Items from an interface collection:
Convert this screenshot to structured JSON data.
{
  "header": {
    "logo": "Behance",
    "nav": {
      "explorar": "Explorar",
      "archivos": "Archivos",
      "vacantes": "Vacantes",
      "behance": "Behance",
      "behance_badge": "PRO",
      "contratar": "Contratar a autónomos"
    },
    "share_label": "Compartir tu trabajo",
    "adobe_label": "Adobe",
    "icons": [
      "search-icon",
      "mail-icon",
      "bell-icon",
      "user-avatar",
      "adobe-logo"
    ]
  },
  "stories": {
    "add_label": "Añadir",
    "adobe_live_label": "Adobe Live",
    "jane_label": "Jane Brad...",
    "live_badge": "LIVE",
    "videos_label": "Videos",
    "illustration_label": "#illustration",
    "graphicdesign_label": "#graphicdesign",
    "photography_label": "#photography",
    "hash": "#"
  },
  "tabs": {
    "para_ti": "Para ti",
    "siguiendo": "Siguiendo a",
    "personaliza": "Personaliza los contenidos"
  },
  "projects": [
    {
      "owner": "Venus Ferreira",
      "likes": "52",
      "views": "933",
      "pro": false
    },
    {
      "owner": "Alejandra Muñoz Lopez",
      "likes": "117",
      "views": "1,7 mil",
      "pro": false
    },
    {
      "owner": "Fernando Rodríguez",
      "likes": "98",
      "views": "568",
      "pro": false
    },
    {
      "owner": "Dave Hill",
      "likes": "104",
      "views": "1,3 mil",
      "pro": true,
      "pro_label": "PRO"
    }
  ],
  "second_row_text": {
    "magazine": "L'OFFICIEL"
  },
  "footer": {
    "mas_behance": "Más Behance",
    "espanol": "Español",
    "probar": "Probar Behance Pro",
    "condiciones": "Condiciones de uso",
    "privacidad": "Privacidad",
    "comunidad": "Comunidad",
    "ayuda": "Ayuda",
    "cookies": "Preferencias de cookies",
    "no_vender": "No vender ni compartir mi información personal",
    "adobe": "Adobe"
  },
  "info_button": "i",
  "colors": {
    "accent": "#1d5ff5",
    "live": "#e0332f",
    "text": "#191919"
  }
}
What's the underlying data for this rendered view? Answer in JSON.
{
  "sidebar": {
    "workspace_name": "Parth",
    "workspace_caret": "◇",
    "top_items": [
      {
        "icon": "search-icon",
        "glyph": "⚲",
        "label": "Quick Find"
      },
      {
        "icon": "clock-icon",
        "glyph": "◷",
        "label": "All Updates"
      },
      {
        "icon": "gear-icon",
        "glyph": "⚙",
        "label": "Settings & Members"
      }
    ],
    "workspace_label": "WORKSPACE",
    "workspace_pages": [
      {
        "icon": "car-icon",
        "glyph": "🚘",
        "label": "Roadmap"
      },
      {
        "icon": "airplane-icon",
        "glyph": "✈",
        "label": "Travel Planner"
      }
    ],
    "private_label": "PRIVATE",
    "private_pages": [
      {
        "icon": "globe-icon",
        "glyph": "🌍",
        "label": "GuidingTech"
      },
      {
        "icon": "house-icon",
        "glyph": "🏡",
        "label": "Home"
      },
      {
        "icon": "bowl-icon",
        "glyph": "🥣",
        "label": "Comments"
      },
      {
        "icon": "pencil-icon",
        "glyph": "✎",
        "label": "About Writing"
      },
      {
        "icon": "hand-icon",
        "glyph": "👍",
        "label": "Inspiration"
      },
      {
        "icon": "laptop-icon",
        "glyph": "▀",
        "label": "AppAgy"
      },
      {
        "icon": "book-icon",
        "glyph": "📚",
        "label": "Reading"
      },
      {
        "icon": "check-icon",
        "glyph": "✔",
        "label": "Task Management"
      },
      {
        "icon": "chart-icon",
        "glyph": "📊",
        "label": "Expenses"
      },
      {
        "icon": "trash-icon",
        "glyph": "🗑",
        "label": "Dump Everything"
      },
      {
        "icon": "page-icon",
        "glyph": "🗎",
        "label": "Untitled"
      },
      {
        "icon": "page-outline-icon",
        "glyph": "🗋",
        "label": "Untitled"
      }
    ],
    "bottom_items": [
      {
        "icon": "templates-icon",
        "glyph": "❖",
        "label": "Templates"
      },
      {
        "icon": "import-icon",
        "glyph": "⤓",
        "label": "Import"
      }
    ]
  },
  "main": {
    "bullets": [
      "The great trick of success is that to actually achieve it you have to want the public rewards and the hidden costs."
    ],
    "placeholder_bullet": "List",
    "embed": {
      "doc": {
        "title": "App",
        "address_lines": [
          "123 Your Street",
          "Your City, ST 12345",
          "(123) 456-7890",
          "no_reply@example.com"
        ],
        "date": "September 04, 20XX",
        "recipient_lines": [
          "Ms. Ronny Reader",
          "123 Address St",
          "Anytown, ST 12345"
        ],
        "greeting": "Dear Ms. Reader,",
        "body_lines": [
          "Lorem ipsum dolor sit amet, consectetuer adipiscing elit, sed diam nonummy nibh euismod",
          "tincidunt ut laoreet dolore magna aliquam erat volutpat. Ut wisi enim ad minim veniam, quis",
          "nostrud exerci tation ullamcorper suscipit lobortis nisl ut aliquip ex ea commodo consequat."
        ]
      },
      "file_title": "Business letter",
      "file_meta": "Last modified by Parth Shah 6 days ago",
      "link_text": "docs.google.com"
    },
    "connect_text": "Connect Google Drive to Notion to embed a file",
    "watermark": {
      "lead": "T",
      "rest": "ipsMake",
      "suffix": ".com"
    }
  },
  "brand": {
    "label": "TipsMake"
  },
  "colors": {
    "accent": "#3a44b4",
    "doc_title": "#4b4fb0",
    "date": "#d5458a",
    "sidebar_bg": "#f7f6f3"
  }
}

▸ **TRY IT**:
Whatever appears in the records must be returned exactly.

▸ **RESPONSE AREA**:
Convert this screenshot to structured JSON data.
{
  "header": {
    "logo": "Behance",
    "nav": {
      "explorar": "Explorar",
      "archivos": "Archivos",
      "vacantes": "Vacantes",
      "behance": "Behance",
      "behance_badge": "PRO",
      "contratar": "Contratar a autónomos"
    },
    "share_label": "Compartir tu trabajo",
    "adobe_label": "Adobe",
    "icons": [
      "search-icon",
      "mail-icon",
      "bell-icon",
      "user-avatar",
      "adobe-logo"
    ]
  },
  "stories": {
    "add_label": "Añadir",
    "adobe_live_label": "Adobe Live",
    "jane_label": "Jane Brad...",
    "live_badge": "LIVE",
    "videos_label": "Videos",
    "illustration_label": "#illustration",
    "graphicdesign_label": "#graphicdesign",
    "photography_label": "#photography",
    "hash": "#"
  },
  "tabs": {
    "para_ti": "Para ti",
    "siguiendo": "Siguiendo a",
    "personaliza": "Personaliza los contenidos"
  },
  "projects": [
    {
      "owner": "Venus Ferreira",
      "likes": "52",
      "views": "933",
      "pro": false
    },
    {
      "owner": "Alejandra Muñoz Lopez",
      "likes": "117",
      "views": "1,7 mil",
      "pro": false
    },
    {
      "owner": "Fernando Rodríguez",
      "likes": "98",
      "views": "568",
      "pro": false
    },
    {
      "owner": "Dave Hill",
      "likes": "104",
      "views": "1,3 mil",
      "pro": true,
      "pro_label": "PRO"
    }
  ],
  "second_row_text": {
    "magazine": "L'OFFICIEL"
  },
  "footer": {
    "mas_behance": "Más Behance",
    "espanol": "Español",
    "probar": "Probar Behance Pro",
    "condiciones": "Condiciones de uso",
    "privacidad": "Privacidad",
    "comunidad": "Comunidad",
    "ayuda": "Ayuda",
    "cookies": "Preferencias de cookies",
    "no_vender": "No vender ni compartir mi información personal",
    "adobe": "Adobe"
  },
  "info_button": "i",
  "colors": {
    "accent": "#1d5ff5",
    "live": "#e0332f",
    "text": "#191919"
  }
}
What's the underlying data for this rendered view? Answer in JSON.
{
  "sidebar": {
    "workspace_name": "Parth",
    "workspace_caret": "◇",
    "top_items": [
      {
        "icon": "search-icon",
        "glyph": "⚲",
        "label": "Quick Find"
      },
      {
        "icon": "clock-icon",
        "glyph": "◷",
        "label": "All Updates"
      },
      {
        "icon": "gear-icon",
        "glyph": "⚙",
        "label": "Settings & Members"
      }
    ],
    "workspace_label": "WORKSPACE",
    "workspace_pages": [
      {
        "icon": "car-icon",
        "glyph": "🚘",
        "label": "Roadmap"
      },
      {
        "icon": "airplane-icon",
        "glyph": "✈",
        "label": "Travel Planner"
      }
    ],
    "private_label": "PRIVATE",
    "private_pages": [
      {
        "icon": "globe-icon",
        "glyph": "🌍",
        "label": "GuidingTech"
      },
      {
        "icon": "house-icon",
        "glyph": "🏡",
        "label": "Home"
      },
      {
        "icon": "bowl-icon",
        "glyph": "🥣",
        "label": "Comments"
      },
      {
        "icon": "pencil-icon",
        "glyph": "✎",
        "label": "About Writing"
      },
      {
        "icon": "hand-icon",
        "glyph": "👍",
        "label": "Inspiration"
      },
      {
        "icon": "laptop-icon",
        "glyph": "▀",
        "label": "AppAgy"
      },
      {
        "icon": "book-icon",
        "glyph": "📚",
        "label": "Reading"
      },
      {
        "icon": "check-icon",
        "glyph": "✔",
        "label": "Task Management"
      },
      {
        "icon": "chart-icon",
        "glyph": "📊",
        "label": "Expenses"
      },
      {
        "icon": "trash-icon",
        "glyph": "🗑",
        "label": "Dump Everything"
      },
      {
        "icon": "page-icon",
        "glyph": "🗎",
        "label": "Untitled"
      },
      {
        "icon": "page-outline-icon",
        "glyph": "🗋",
        "label": "Untitled"
      }
    ],
    "bottom_items": [
      {
        "icon": "templates-icon",
        "glyph": "❖",
        "label": "Templates"
      },
      {
        "icon": "import-icon",
        "glyph": "⤓",
        "label": "Import"
      }
    ]
  },
  "main": {
    "bullets": [
      "The great trick of success is that to actually achieve it you have to want the public rewards and the hidden costs."
    ],
    "placeholder_bullet": "List",
    "embed": {
      "doc": {
        "title": "App",
        "address_lines": [
          "123 Your Street",
          "Your City, ST 12345",
          "(123) 456-7890",
          "no_reply@example.com"
        ],
        "date": "September 04, 20XX",
        "recipient_lines": [
          "Ms. Ronny Reader",
          "123 Address St",
          "Anytown, ST 12345"
        ],
        "greeting": "Dear Ms. Reader,",
        "body_lines": [
          "Lorem ipsum dolor sit amet, consectetuer adipiscing elit, sed diam nonummy nibh euismod",
          "tincidunt ut laoreet dolore magna aliquam erat volutpat. Ut wisi enim ad minim veniam, quis",
          "nostrud exerci tation ullamcorper suscipit lobortis nisl ut aliquip ex ea commodo consequat."
        ]
      },
      "file_title": "Business letter",
      "file_meta": "Last modified by Parth Shah 6 days ago",
      "link_text": "docs.google.com"
    },
    "connect_text": "Connect Google Drive to Notion to embed a file",
    "watermark": {
      "lead": "T",
      "rest": "ipsMake",
      "suffix": ".com"
    }
  },
  "brand": {
    "label": "TipsMake"
  },
  "colors": {
    "accent": "#3a44b4",
    "doc_title": "#4b4fb0",
    "date": "#d5458a",
    "sidebar_bg": "#f7f6f3"
  }
}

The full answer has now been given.